#### [Problem statement]
Search the records that follow and extract every line containing the string "columns".

(Element data from apps and pages)
= = =

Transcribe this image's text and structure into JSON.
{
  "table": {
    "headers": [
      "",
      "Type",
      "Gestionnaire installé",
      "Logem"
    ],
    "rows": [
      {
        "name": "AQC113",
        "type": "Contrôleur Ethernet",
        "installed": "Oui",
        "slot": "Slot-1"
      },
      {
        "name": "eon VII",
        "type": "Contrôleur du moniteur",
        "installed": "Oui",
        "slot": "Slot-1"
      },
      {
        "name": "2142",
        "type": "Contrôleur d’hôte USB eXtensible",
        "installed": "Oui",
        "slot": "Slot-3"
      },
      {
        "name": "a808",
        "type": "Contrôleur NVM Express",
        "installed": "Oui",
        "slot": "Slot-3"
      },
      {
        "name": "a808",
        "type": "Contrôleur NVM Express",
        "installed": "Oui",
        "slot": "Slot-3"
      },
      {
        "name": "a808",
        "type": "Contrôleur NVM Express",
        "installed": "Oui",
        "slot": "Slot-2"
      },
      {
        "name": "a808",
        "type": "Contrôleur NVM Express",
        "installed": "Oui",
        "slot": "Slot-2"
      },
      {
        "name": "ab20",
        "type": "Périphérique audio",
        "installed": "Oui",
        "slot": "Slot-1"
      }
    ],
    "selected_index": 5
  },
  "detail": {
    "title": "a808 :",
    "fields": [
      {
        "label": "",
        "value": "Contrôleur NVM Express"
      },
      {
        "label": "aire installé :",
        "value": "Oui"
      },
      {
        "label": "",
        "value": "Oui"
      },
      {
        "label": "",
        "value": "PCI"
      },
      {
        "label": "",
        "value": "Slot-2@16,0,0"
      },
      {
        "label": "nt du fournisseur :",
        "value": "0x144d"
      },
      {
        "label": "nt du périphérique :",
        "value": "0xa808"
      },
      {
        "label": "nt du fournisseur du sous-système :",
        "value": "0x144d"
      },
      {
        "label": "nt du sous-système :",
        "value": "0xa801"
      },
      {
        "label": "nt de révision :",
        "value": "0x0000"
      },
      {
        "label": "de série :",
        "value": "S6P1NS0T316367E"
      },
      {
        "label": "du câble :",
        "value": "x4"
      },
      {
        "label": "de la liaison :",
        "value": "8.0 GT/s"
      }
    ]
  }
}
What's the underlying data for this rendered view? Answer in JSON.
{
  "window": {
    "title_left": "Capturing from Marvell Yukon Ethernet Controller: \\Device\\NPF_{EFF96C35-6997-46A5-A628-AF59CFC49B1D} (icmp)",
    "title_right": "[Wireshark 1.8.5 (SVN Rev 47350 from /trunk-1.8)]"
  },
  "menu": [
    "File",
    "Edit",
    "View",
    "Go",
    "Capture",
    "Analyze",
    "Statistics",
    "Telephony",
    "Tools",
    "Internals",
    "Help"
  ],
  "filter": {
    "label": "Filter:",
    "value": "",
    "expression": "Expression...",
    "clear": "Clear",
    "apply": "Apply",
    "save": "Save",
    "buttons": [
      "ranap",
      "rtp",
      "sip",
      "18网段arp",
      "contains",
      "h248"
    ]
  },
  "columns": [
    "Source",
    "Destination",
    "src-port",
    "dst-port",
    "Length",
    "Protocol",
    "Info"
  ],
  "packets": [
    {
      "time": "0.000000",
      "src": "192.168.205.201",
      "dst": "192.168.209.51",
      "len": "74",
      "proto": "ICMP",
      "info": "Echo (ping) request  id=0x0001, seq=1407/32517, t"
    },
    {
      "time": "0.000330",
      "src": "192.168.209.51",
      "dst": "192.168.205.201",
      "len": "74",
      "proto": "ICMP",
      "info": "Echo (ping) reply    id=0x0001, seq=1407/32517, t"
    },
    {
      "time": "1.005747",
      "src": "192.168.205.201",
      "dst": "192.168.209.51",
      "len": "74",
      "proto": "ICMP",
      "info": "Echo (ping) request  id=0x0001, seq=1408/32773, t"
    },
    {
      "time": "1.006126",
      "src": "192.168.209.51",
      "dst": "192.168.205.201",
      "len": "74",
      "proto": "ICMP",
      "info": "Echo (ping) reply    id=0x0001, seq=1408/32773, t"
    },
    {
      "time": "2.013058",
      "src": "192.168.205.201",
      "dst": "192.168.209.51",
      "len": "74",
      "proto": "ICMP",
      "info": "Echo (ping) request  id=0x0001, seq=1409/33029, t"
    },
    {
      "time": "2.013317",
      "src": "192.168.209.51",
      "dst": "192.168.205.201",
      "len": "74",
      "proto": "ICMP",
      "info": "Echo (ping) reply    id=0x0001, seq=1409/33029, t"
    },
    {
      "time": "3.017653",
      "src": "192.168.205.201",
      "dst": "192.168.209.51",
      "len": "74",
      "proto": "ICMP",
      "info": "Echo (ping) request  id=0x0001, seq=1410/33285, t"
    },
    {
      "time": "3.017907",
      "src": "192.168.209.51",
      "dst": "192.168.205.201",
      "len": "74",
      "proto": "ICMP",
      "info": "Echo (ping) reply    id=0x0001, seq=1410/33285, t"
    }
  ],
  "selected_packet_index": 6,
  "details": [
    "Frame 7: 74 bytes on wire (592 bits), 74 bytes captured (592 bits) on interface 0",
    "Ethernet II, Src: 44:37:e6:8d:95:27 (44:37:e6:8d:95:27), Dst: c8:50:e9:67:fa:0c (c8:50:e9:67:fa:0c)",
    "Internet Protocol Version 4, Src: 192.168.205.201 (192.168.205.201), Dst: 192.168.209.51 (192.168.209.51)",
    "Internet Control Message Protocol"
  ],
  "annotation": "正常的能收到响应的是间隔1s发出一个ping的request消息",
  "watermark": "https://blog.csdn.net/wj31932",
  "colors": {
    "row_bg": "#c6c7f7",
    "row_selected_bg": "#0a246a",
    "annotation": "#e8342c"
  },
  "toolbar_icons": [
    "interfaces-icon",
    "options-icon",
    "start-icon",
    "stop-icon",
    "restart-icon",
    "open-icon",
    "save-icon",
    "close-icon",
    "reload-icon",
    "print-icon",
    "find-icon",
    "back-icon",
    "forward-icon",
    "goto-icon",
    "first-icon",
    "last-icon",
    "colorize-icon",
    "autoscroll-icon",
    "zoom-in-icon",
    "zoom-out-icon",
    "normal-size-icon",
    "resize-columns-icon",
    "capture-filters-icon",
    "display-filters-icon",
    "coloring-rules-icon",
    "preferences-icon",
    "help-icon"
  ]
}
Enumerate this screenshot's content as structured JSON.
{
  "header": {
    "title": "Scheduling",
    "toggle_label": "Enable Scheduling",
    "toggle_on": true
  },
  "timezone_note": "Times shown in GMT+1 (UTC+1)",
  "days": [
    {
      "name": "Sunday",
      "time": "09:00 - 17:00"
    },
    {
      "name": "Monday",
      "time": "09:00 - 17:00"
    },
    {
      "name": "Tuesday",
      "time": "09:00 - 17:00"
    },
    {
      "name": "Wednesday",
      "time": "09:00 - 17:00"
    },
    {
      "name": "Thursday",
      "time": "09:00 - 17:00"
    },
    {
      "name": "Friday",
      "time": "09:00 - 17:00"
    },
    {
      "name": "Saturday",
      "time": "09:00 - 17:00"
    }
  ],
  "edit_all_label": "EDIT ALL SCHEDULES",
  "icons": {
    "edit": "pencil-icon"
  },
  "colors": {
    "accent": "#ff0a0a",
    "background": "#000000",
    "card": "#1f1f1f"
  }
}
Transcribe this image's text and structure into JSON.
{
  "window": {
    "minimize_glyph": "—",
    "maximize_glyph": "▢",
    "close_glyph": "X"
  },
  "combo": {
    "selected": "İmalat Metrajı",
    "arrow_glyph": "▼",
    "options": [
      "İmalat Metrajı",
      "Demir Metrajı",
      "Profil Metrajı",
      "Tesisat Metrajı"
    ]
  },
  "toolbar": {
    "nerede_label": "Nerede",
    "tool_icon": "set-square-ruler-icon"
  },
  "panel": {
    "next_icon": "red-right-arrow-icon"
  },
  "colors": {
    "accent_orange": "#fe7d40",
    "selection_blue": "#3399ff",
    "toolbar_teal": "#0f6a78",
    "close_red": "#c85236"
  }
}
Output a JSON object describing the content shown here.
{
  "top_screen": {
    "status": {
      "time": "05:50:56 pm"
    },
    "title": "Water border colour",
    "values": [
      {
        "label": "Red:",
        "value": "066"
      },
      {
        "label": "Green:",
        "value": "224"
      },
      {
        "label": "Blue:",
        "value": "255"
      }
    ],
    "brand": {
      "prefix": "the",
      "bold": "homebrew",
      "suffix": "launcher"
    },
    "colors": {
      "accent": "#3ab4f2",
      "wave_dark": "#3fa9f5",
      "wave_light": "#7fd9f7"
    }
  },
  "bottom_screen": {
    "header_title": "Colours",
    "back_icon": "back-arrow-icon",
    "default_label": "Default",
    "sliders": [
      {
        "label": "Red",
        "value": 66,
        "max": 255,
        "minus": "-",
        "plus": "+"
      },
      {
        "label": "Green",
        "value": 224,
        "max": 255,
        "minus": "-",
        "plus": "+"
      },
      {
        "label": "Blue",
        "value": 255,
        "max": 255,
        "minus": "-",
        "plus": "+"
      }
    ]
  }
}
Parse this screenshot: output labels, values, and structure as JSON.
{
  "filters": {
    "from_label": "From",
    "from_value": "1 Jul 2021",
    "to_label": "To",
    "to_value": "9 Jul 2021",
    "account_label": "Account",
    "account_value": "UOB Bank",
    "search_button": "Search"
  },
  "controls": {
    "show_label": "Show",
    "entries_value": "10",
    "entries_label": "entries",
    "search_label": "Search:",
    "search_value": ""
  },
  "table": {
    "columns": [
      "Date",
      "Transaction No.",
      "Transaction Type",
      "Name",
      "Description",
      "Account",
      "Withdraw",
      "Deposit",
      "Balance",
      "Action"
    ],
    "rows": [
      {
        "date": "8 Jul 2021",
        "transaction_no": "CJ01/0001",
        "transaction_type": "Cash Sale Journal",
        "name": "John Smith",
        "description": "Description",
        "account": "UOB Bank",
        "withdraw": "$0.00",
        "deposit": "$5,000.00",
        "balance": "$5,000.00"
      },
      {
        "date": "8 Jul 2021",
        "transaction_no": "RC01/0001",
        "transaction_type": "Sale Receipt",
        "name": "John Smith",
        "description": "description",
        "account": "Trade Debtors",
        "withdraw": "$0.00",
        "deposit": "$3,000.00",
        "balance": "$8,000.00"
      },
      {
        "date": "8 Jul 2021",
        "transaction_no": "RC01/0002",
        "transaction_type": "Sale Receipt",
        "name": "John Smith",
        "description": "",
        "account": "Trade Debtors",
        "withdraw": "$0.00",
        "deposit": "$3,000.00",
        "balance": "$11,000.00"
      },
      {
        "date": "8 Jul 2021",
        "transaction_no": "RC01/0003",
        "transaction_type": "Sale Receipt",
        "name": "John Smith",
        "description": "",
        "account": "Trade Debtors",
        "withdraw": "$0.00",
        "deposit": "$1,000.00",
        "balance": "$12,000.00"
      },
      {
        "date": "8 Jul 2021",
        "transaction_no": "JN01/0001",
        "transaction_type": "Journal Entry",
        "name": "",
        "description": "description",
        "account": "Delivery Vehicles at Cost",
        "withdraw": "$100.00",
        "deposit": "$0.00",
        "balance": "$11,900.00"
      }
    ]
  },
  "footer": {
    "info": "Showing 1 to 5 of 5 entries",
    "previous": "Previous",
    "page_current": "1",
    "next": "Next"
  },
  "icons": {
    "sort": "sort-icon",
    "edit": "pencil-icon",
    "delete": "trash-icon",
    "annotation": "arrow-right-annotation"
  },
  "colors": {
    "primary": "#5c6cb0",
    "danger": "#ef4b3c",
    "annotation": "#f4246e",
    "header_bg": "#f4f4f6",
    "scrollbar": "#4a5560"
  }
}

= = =

#### [Answer section]
  "columns": [
    "resize-columns-icon",
    "columns": [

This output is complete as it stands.